All parents have struggled with the challenge of guiding and teaching their little ones (and in my opinion, those who haven’t aren’t parenting!). The perennial question, whether to punish and/or reward has always haunted me. We’re supposed to “reward the behaviour we want” right? And Supernanny’s naughty step worked every time, didn’t it? How about praise, surely that’s a good idea? How do you teach children consequences without these tools? They’re all sensible if used proportionately, aren’t they?
According to Dr. Laura Markham, the jury is in and there is absolutely no doubt in the verdict; the way to raise well adjusted, confident and happy children is to abandon punishment and reward entirely. Her assertion is based on the last 20 years of research in child psychology and neuroscience and she makes a compelling and wonderfully articulated case. So if you’re like me, someone who winces at the emotional pain I have often inflicted on my children in the name of demonstrating consequences, this book will come as a revelation and salvation.
It’s a book that follows through on its promise, delivering tools that supplant punishment and reward, a relief after reading books that tell you what you’re doing wrong, but only hint at what you might do instead. Having since used Markham’s tools I know they work too and because her approach is based on “fostering connection” with your children it’s an incredibly enriching way to parent.
Part of its success is that unusually for any parenting book, the first half is dedicated to the most important person in the child-parent relationship: the parent. Yes, the parent! Who would have thought that any work on parenting would need to start with us; “…the most important rules to raise terrific children are for us, not our children”. This aligns perfectly with the concept of Personal Responsibility that is central to The Winning Edge. As Markham goes onto say, hitting a nerve full on: “Your child is fairly certain to act like a child…. the problem starts when we begin acting like children too.” Like The Winning Edge, Markham’s book doesn’t shy away from bold statements, challenging parents to sort themselves out before sorting their kids out. As Stephen Covey argued, the most important work in life needs an inside-out approach.
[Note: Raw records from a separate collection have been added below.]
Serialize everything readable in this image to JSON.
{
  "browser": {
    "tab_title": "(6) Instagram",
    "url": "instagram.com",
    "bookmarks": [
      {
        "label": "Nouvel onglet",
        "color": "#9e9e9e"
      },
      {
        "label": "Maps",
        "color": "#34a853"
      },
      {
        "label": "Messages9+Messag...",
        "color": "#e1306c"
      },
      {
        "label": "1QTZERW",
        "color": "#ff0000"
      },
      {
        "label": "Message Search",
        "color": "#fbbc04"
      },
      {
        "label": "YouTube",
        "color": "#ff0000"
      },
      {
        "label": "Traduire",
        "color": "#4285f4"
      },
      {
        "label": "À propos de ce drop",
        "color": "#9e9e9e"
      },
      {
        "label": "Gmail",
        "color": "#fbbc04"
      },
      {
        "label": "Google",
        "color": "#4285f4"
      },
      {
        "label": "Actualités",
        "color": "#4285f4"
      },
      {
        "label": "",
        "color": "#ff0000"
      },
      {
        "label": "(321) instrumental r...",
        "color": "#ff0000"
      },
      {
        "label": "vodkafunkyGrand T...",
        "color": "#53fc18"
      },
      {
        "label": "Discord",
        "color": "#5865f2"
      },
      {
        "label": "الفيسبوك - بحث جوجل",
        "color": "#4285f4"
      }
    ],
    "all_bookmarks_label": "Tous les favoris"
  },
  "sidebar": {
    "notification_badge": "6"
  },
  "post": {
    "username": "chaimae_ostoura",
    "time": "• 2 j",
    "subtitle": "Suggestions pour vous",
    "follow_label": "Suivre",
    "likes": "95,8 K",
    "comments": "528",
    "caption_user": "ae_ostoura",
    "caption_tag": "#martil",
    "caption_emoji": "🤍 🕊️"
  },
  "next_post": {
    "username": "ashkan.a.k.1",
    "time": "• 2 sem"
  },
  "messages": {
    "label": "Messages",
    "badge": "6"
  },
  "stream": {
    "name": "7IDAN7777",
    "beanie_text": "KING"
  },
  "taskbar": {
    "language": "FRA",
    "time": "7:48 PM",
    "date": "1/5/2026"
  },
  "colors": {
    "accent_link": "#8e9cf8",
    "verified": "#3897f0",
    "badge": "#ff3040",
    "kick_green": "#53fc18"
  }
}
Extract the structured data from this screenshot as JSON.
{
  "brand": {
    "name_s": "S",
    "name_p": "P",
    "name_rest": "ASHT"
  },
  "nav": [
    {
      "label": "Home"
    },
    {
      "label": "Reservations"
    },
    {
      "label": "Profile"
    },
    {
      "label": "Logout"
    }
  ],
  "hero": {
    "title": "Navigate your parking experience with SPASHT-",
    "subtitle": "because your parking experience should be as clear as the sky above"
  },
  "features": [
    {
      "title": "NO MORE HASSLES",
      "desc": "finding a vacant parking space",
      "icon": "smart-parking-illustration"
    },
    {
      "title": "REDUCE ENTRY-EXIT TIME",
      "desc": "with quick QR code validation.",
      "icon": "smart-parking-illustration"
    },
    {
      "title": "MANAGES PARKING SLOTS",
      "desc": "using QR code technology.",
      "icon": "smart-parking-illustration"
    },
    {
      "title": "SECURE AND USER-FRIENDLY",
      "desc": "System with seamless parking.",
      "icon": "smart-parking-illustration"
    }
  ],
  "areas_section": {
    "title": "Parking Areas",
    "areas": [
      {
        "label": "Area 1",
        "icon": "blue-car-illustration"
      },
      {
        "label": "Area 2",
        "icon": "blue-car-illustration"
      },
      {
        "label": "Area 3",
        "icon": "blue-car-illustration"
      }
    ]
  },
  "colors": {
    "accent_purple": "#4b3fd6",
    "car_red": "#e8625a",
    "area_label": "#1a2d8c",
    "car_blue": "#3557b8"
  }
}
Which leads me to what I find most exciting about ‘Calm Parent, Happy Kids’. I have never found any book, let alone a parenting one, so in sync with The Winning Edge. You aren’t supposed to laden book reviews with quotes, but I can’t help myself (all Winning Edge graduates will understand that I can help myself, but just don’t want to): “parents who raise wonderful children… have a secret. In fact, a whole secret life, inside their heads. They talk to their children differently. They talk to *themselves* differently.” In another chapter, Markham explains “Your life is the sum of your choices. You’ll make bad ones, sure, but every choice turns the ratio around”.
I have given this book as a gift four times and recommended it many times more, you may have already guessed I’m a fan!. This is surely essential reading for any parent, and whether you adopt its lessons or not it will challenge your paradigms. I leave the last word to the author, a line that has become my mantra, not just in my parenting life, but in life more broadly: